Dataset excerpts
'''

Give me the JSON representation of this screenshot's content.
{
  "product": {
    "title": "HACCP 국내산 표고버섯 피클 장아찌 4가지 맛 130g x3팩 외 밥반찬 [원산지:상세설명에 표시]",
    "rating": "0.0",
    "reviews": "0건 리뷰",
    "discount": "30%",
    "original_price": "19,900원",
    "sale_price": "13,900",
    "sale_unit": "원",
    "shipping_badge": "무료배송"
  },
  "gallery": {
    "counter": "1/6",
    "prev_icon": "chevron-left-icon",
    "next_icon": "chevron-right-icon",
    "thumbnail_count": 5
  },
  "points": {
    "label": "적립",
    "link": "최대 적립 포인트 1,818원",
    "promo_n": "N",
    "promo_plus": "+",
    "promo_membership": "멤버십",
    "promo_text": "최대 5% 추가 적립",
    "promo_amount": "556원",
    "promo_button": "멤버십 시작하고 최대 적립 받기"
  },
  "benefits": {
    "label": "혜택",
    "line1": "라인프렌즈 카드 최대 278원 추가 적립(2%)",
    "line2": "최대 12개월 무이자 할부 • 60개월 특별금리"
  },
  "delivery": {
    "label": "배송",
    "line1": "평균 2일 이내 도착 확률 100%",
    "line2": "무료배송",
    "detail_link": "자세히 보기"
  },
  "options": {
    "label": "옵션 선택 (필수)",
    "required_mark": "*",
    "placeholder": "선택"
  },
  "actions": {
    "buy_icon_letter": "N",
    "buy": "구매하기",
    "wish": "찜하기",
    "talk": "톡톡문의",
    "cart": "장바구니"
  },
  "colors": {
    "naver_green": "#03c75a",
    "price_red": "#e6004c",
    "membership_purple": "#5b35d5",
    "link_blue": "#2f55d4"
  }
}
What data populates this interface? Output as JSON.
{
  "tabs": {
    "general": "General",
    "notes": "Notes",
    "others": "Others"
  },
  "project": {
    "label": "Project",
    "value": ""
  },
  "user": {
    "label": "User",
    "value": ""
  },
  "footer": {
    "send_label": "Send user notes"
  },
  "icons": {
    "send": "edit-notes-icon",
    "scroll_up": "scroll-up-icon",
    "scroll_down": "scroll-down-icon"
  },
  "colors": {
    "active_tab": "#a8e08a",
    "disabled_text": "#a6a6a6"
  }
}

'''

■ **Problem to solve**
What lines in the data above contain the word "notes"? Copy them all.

■ **Written solution**
    "notes": "Notes",
    "send_label": "Send user notes"
    "send": "edit-notes-icon",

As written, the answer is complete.